* _MATERIAL PROVIDED_:
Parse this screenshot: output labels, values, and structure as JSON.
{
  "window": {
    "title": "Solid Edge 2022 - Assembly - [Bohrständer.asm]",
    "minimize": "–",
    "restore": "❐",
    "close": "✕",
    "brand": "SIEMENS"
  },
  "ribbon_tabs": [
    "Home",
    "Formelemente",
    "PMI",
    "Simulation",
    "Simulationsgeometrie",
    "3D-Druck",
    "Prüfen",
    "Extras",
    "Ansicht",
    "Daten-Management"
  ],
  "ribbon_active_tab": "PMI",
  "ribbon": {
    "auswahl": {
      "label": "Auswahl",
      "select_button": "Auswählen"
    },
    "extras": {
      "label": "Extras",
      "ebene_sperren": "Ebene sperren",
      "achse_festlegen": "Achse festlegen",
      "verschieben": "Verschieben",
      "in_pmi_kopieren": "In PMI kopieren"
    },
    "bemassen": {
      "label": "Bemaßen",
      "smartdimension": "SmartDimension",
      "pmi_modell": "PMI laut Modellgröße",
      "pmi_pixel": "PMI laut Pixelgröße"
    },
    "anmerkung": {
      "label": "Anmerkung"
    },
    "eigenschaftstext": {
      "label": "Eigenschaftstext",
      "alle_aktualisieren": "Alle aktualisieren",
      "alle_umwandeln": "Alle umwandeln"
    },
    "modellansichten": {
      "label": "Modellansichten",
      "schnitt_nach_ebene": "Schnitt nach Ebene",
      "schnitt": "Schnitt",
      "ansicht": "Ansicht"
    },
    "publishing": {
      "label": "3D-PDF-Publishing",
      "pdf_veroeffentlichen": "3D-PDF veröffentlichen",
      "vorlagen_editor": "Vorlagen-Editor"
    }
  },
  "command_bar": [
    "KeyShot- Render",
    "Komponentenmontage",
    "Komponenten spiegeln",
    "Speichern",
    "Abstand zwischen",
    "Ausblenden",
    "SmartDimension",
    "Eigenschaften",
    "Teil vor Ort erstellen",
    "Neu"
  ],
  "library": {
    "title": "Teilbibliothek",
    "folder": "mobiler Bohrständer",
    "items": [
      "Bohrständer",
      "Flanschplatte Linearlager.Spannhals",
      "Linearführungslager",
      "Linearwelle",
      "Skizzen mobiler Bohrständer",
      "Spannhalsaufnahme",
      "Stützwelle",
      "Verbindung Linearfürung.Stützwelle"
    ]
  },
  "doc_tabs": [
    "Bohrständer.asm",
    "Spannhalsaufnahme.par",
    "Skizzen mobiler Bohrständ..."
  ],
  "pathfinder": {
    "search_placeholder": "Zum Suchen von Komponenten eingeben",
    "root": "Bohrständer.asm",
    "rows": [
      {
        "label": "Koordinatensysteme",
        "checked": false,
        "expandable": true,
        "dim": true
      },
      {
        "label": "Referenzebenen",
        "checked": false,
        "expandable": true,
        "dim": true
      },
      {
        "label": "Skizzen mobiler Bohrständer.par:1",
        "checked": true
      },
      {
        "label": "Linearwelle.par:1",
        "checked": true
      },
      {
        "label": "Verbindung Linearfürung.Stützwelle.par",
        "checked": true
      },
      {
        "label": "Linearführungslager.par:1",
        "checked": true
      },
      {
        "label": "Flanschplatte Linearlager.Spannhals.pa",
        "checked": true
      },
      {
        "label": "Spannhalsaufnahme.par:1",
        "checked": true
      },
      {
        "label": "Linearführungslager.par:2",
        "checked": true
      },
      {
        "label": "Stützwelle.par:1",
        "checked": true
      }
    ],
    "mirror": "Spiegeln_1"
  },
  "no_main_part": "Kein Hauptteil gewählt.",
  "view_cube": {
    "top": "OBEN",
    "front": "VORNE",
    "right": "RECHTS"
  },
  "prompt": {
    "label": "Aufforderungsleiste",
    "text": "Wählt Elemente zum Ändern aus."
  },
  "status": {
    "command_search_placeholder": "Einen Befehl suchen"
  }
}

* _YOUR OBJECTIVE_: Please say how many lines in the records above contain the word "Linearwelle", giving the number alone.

* _ANSWER TO THE EXERCISE_: 2